Obama’s Drinking Problem
President Obama has a drinking problem. More specifically, he has a beer problem. Now that the White House has released its official beer recipe, perhaps beer will play an even bigger role than it already will in the November elections.
The problem began in the heady days of 2009 when beer became the central figure in national race relations. The so-called “Beer Summit” brought together Obama, Obama’s friend and Harvard Professor Robert Louis Gates Jr., and the police officer that Obama accused of “acting stupidly,” Sgt. James Crowley.
The summit was intended to ease the tension caused after Crowley arrested Gates (who happens to be black) for disorderly conduct and then was publicly denounced by the President of the United States. Sgt. Leon Lashley (who also happens to be black) was at the scene of the arrest and claims that Crowley made the right decision. In the end, the beer summit achieved very little, with no individual admitting fault in the matter.
Obama’s next beer stumble is still in process and has to do with the Seal Team 6 members who shot Osama bin Laden.
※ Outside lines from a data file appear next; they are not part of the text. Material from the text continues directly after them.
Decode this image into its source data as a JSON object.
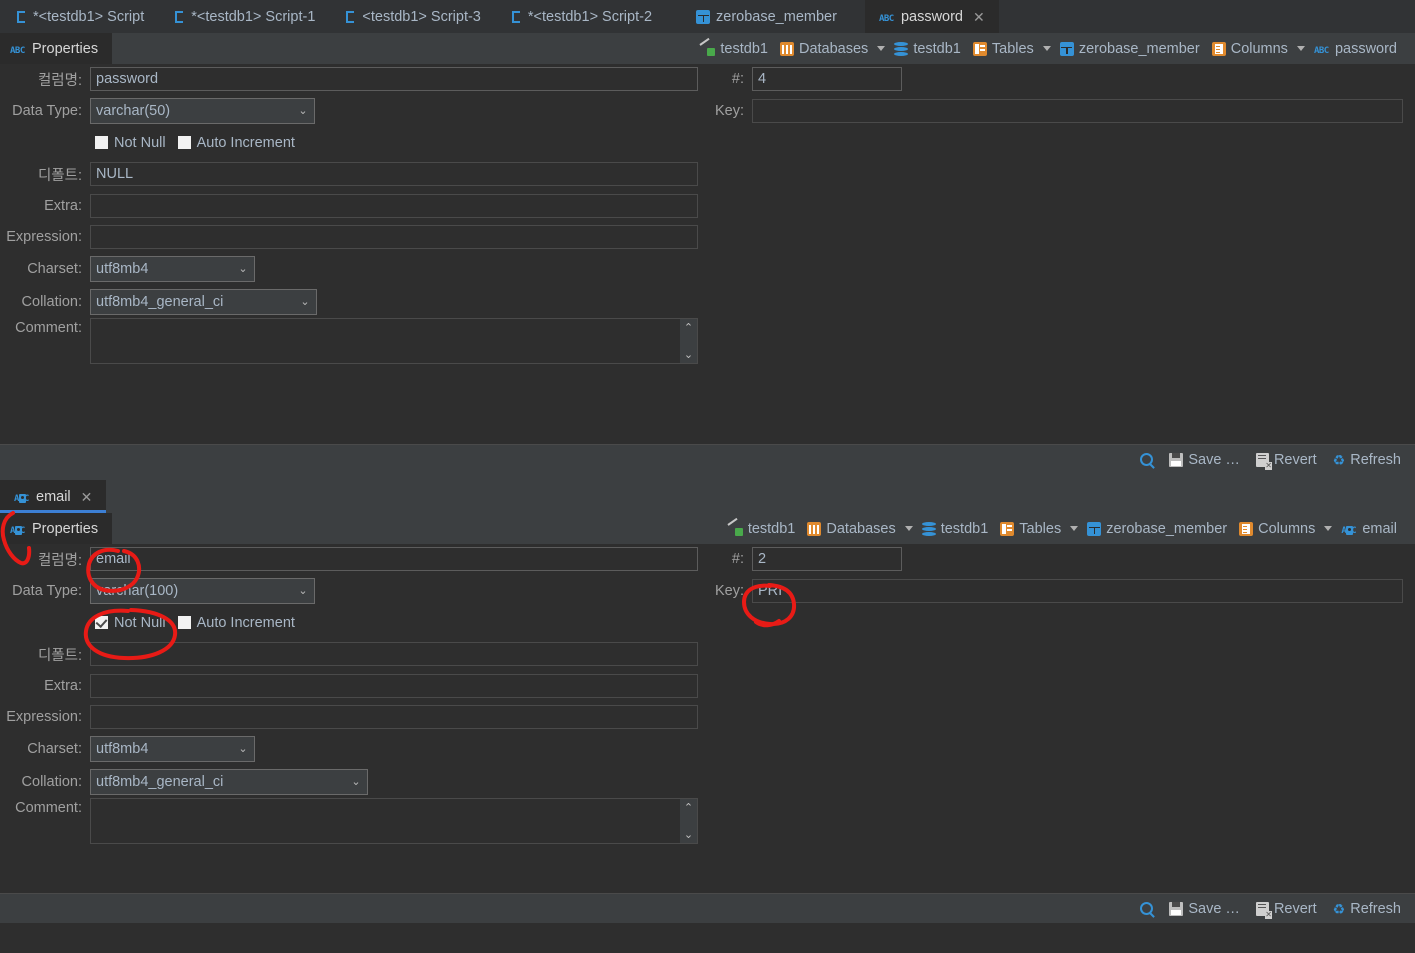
{
  "editor_tabs": [
    {
      "label": "*<testdb1> Script",
      "icon": "script-icon",
      "active": false,
      "closable": false
    },
    {
      "label": "*<testdb1> Script-1",
      "icon": "script-icon",
      "active": false,
      "closable": false
    },
    {
      "label": "<testdb1> Script-3",
      "icon": "script-icon",
      "active": false,
      "closable": false
    },
    {
      "label": "*<testdb1> Script-2",
      "icon": "script-icon",
      "active": false,
      "closable": false
    },
    {
      "label": "zerobase_member",
      "icon": "table-icon",
      "active": false,
      "closable": false
    },
    {
      "label": "password",
      "icon": "abc-icon",
      "active": true,
      "closable": true
    }
  ],
  "panel_top": {
    "properties_tab": {
      "label": "Properties",
      "icon": "abc-icon"
    },
    "breadcrumb": [
      {
        "label": "testdb1",
        "icon": "connection-icon",
        "caret": false
      },
      {
        "label": "Databases",
        "icon": "databases-icon",
        "caret": true
      },
      {
        "label": "testdb1",
        "icon": "database-icon",
        "caret": false
      },
      {
        "label": "Tables",
        "icon": "tables-icon",
        "caret": true
      },
      {
        "label": "zerobase_member",
        "icon": "table-icon",
        "caret": false
      },
      {
        "label": "Columns",
        "icon": "columns-icon",
        "caret": true
      },
      {
        "label": "password",
        "icon": "abc-icon",
        "caret": false
      }
    ],
    "fields": {
      "column_name_label": "컬럼명:",
      "column_name_value": "password",
      "data_type_label": "Data Type:",
      "data_type_value": "varchar(50)",
      "not_null_label": "Not Null",
      "not_null_checked": false,
      "auto_increment_label": "Auto Increment",
      "auto_increment_checked": false,
      "default_label": "디폴트:",
      "default_value": "NULL",
      "extra_label": "Extra:",
      "extra_value": "",
      "expression_label": "Expression:",
      "expression_value": "",
      "charset_label": "Charset:",
      "charset_value": "utf8mb4",
      "collation_label": "Collation:",
      "collation_value": "utf8mb4_general_ci",
      "comment_label": "Comment:",
      "comment_value": "",
      "num_label": "#:",
      "num_value": "4",
      "key_label": "Key:",
      "key_value": ""
    },
    "footer": {
      "search_icon": "search-icon",
      "save_label": "Save …",
      "revert_label": "Revert",
      "refresh_label": "Refresh"
    }
  },
  "panel_bottom": {
    "tab": {
      "label": "email",
      "icon": "abc-key-icon",
      "active": true,
      "closable": true
    },
    "properties_tab": {
      "label": "Properties",
      "icon": "abc-key-icon"
    },
    "breadcrumb": [
      {
        "label": "testdb1",
        "icon": "connection-icon",
        "caret": false
      },
      {
        "label": "Databases",
        "icon": "databases-icon",
        "caret": true
      },
      {
        "label": "testdb1",
        "icon": "database-icon",
        "caret": false
      },
      {
        "label": "Tables",
        "icon": "tables-icon",
        "caret": true
      },
      {
        "label": "zerobase_member",
        "icon": "table-icon",
        "caret": false
      },
      {
        "label": "Columns",
        "icon": "columns-icon",
        "caret": true
      },
      {
        "label": "email",
        "icon": "abc-key-icon",
        "caret": false
      }
    ],
    "fields": {
      "column_name_label": "컬럼명:",
      "column_name_value": "email",
      "data_type_label": "Data Type:",
      "data_type_value": "varchar(100)",
      "not_null_label": "Not Null",
      "not_null_checked": true,
      "auto_increment_label": "Auto Increment",
      "auto_increment_checked": false,
      "default_label": "디폴트:",
      "default_value": "",
      "extra_label": "Extra:",
      "extra_value": "",
      "expression_label": "Expression:",
      "expression_value": "",
      "charset_label": "Charset:",
      "charset_value": "utf8mb4",
      "collation_label": "Collation:",
      "collation_value": "utf8mb4_general_ci",
      "comment_label": "Comment:",
      "comment_value": "",
      "num_label": "#:",
      "num_value": "2",
      "key_label": "Key:",
      "key_value": "PRI"
    },
    "footer": {
      "search_icon": "search-icon",
      "save_label": "Save …",
      "revert_label": "Revert",
      "refresh_label": "Refresh"
    }
  },
  "annotations": {
    "color": "#e81b16",
    "shapes": [
      {
        "name": "circle-properties-icon"
      },
      {
        "name": "circle-column-name-value"
      },
      {
        "name": "circle-not-null-checkbox"
      },
      {
        "name": "circle-key-value"
      }
    ]
  },
  "theme": {
    "background": "#2e2e2e",
    "toolbar": "#3c3f41",
    "active_tab": "#2b2b2b",
    "text": "#a9b7c6",
    "accent": "#3592d6"
  }
}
The death of Osama bin Laden is widely considered one of the greatest feats of the Obama presidency, but a new book out this week titled “No Easy Day – The Autobiography of a Navy Seal” may shift public opinion.Not only does the book’s author claim that Osama bin Laden was unarmed during the firefight, it also wags a finger at the president for not following up on a promise to buy a round of beers for the Seals that took out one of history’s most notorious terrorists.
Obama’s drinking problem is not one of over-imbibing, it’s a problem of using beer as a political appeal to the common man. In both of the big beer brouhahas, Obama attempts to express his commonness with the public and to override the intensity of a moment. These drinking sessions either don’t work, or don’t occur. The suggestion of a round of beers is less of a man to man offer of friendship and camaraderie and more of an attempt to woo the voters that view these events on television. When the cameras aren’t rolling (no cameras were allowed during the beer summit conversation) very little happens.